A newspaper article (South China Morning Post, Hong Kong) sent by a friend piques my interest in Chinese spies and the traitor government during the Second Sino-Japanese War. More than 70 years after Japan marched into large swathes of China, hatred of the invading nation remains strong. Whether it is an attempt to heal old wounds or to establish new ground to sustain this hatred, historians and academics never fail to find ways to remember the horrible tragedy the scale of the Holocaust that took place in Nanjing. In 1937 the Japanese invaded China and set up puppet governments across the country. Many historians have blamed the actions of these spies, or hanjian, which literally translates to Han evil, helped justify torture, murder and oppression on a scale that changed the collective personality of the country, creating hatred and mistrust for Japan that persists today. One of the most well-known traitors is Wang Jingwei, as portrayed in Lust, Caution, who advocated peace negotiation during the Second Sino-Japanese War and set up the Nanjing “Nationalist Government” puppet state with the assistance of Japanese Army.
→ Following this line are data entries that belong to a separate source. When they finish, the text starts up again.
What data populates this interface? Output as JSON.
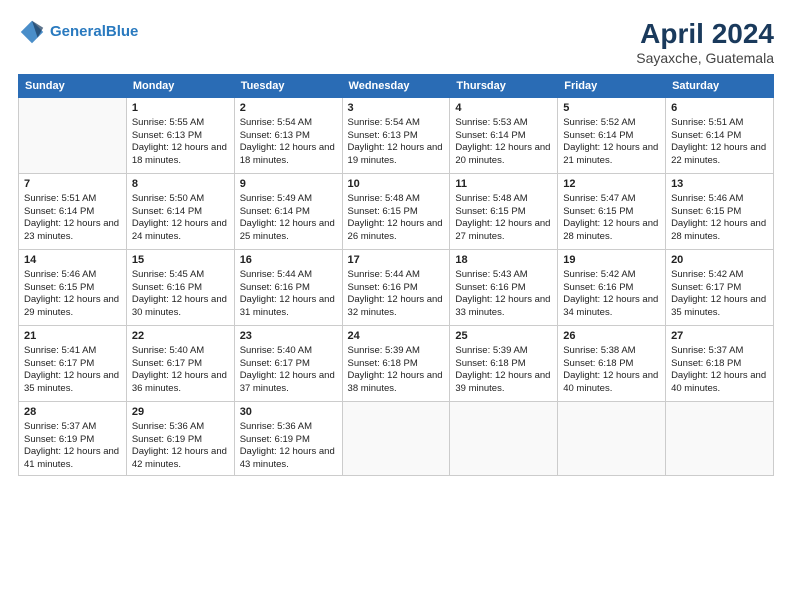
{
  "header": {
    "logo_line1": "General",
    "logo_line2": "Blue",
    "month_year": "April 2024",
    "location": "Sayaxche, Guatemala"
  },
  "days_of_week": [
    "Sunday",
    "Monday",
    "Tuesday",
    "Wednesday",
    "Thursday",
    "Friday",
    "Saturday"
  ],
  "weeks": [
    [
      {
        "day": "",
        "empty": true
      },
      {
        "day": "1",
        "sunrise": "Sunrise: 5:55 AM",
        "sunset": "Sunset: 6:13 PM",
        "daylight": "Daylight: 12 hours and 18 minutes."
      },
      {
        "day": "2",
        "sunrise": "Sunrise: 5:54 AM",
        "sunset": "Sunset: 6:13 PM",
        "daylight": "Daylight: 12 hours and 18 minutes."
      },
      {
        "day": "3",
        "sunrise": "Sunrise: 5:54 AM",
        "sunset": "Sunset: 6:13 PM",
        "daylight": "Daylight: 12 hours and 19 minutes."
      },
      {
        "day": "4",
        "sunrise": "Sunrise: 5:53 AM",
        "sunset": "Sunset: 6:14 PM",
        "daylight": "Daylight: 12 hours and 20 minutes."
      },
      {
        "day": "5",
        "sunrise": "Sunrise: 5:52 AM",
        "sunset": "Sunset: 6:14 PM",
        "daylight": "Daylight: 12 hours and 21 minutes."
      },
      {
        "day": "6",
        "sunrise": "Sunrise: 5:51 AM",
        "sunset": "Sunset: 6:14 PM",
        "daylight": "Daylight: 12 hours and 22 minutes."
      }
    ],
    [
      {
        "day": "7",
        "sunrise": "Sunrise: 5:51 AM",
        "sunset": "Sunset: 6:14 PM",
        "daylight": "Daylight: 12 hours and 23 minutes."
      },
      {
        "day": "8",
        "sunrise": "Sunrise: 5:50 AM",
        "sunset": "Sunset: 6:14 PM",
        "daylight": "Daylight: 12 hours and 24 minutes."
      },
      {
        "day": "9",
        "sunrise": "Sunrise: 5:49 AM",
        "sunset": "Sunset: 6:14 PM",
        "daylight": "Daylight: 12 hours and 25 minutes."
      },
      {
        "day": "10",
        "sunrise": "Sunrise: 5:48 AM",
        "sunset": "Sunset: 6:15 PM",
        "daylight": "Daylight: 12 hours and 26 minutes."
      },
      {
        "day": "11",
        "sunrise": "Sunrise: 5:48 AM",
        "sunset": "Sunset: 6:15 PM",
        "daylight": "Daylight: 12 hours and 27 minutes."
      },
      {
        "day": "12",
        "sunrise": "Sunrise: 5:47 AM",
        "sunset": "Sunset: 6:15 PM",
        "daylight": "Daylight: 12 hours and 28 minutes."
      },
      {
        "day": "13",
        "sunrise": "Sunrise: 5:46 AM",
        "sunset": "Sunset: 6:15 PM",
        "daylight": "Daylight: 12 hours and 28 minutes."
      }
    ],
    [
      {
        "day": "14",
        "sunrise": "Sunrise: 5:46 AM",
        "sunset": "Sunset: 6:15 PM",
        "daylight": "Daylight: 12 hours and 29 minutes."
      },
      {
        "day": "15",
        "sunrise": "Sunrise: 5:45 AM",
        "sunset": "Sunset: 6:16 PM",
        "daylight": "Daylight: 12 hours and 30 minutes."
      },
      {
        "day": "16",
        "sunrise": "Sunrise: 5:44 AM",
        "sunset": "Sunset: 6:16 PM",
        "daylight": "Daylight: 12 hours and 31 minutes."
      },
      {
        "day": "17",
        "sunrise": "Sunrise: 5:44 AM",
        "sunset": "Sunset: 6:16 PM",
        "daylight": "Daylight: 12 hours and 32 minutes."
      },
      {
        "day": "18",
        "sunrise": "Sunrise: 5:43 AM",
        "sunset": "Sunset: 6:16 PM",
        "daylight": "Daylight: 12 hours and 33 minutes."
      },
      {
        "day": "19",
        "sunrise": "Sunrise: 5:42 AM",
        "sunset": "Sunset: 6:16 PM",
        "daylight": "Daylight: 12 hours and 34 minutes."
      },
      {
        "day": "20",
        "sunrise": "Sunrise: 5:42 AM",
        "sunset": "Sunset: 6:17 PM",
        "daylight": "Daylight: 12 hours and 35 minutes."
      }
    ],
    [
      {
        "day": "21",
        "sunrise": "Sunrise: 5:41 AM",
        "sunset": "Sunset: 6:17 PM",
        "daylight": "Daylight: 12 hours and 35 minutes."
      },
      {
        "day": "22",
        "sunrise": "Sunrise: 5:40 AM",
        "sunset": "Sunset: 6:17 PM",
        "daylight": "Daylight: 12 hours and 36 minutes."
      },
      {
        "day": "23",
        "sunrise": "Sunrise: 5:40 AM",
        "sunset": "Sunset: 6:17 PM",
        "daylight": "Daylight: 12 hours and 37 minutes."
      },
      {
        "day": "24",
        "sunrise": "Sunrise: 5:39 AM",
        "sunset": "Sunset: 6:18 PM",
        "daylight": "Daylight: 12 hours and 38 minutes."
      },
      {
        "day": "25",
        "sunrise": "Sunrise: 5:39 AM",
        "sunset": "Sunset: 6:18 PM",
        "daylight": "Daylight: 12 hours and 39 minutes."
      },
      {
        "day": "26",
        "sunrise": "Sunrise: 5:38 AM",
        "sunset": "Sunset: 6:18 PM",
        "daylight": "Daylight: 12 hours and 40 minutes."
      },
      {
        "day": "27",
        "sunrise": "Sunrise: 5:37 AM",
        "sunset": "Sunset: 6:18 PM",
        "daylight": "Daylight: 12 hours and 40 minutes."
      }
    ],
    [
      {
        "day": "28",
        "sunrise": "Sunrise: 5:37 AM",
        "sunset": "Sunset: 6:19 PM",
        "daylight": "Daylight: 12 hours and 41 minutes."
      },
      {
        "day": "29",
        "sunrise": "Sunrise: 5:36 AM",
        "sunset": "Sunset: 6:19 PM",
        "daylight": "Daylight: 12 hours and 42 minutes."
      },
      {
        "day": "30",
        "sunrise": "Sunrise: 5:36 AM",
        "sunset": "Sunset: 6:19 PM",
        "daylight": "Daylight: 12 hours and 43 minutes."
      },
      {
        "day": "",
        "empty": true
      },
      {
        "day": "",
        "empty": true
      },
      {
        "day": "",
        "empty": true
      },
      {
        "day": "",
        "empty": true
      }
    ]
  ]
}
It’s difficult to judge if someone was really a traitor–maybe ambition or sense of public service prompted him to step forward and assert leadership in troubled times.

I read an article that discussed why China loves to hate Japan during my stay in Hong Kong. The problem is that just as Japanese soldiers once dehumanized Chinese, Beijing’s propaganda often paints Japanese as pure monsters. And indeed this is still the case in mainland. You don’t have to look far to see why Chinese grow up learning to hate Japan..Grade school textbooks recount the callous brutality of Japanese soldiers in graphic detail, and credit the Communist Party with defeating Japan.Why keep up the propaganda onslaught 60 years after Japan’s surrender? Many suspect (my father included) China’s unelected leaders hope to use anti-Japan sentiment to buttress their own legitimacy. Ever since the Tiananmen Massacre of 1989, support for the Communist Party has rested on the shaky foundation of economic growth. Nationalism, by contrast, could prove more enduring. Until China’s leaders have some new pillar of legitimacy, I think the Japanese will remain the devils for China.

I’m looking forward to reading this book, the third non-fiction on the roll.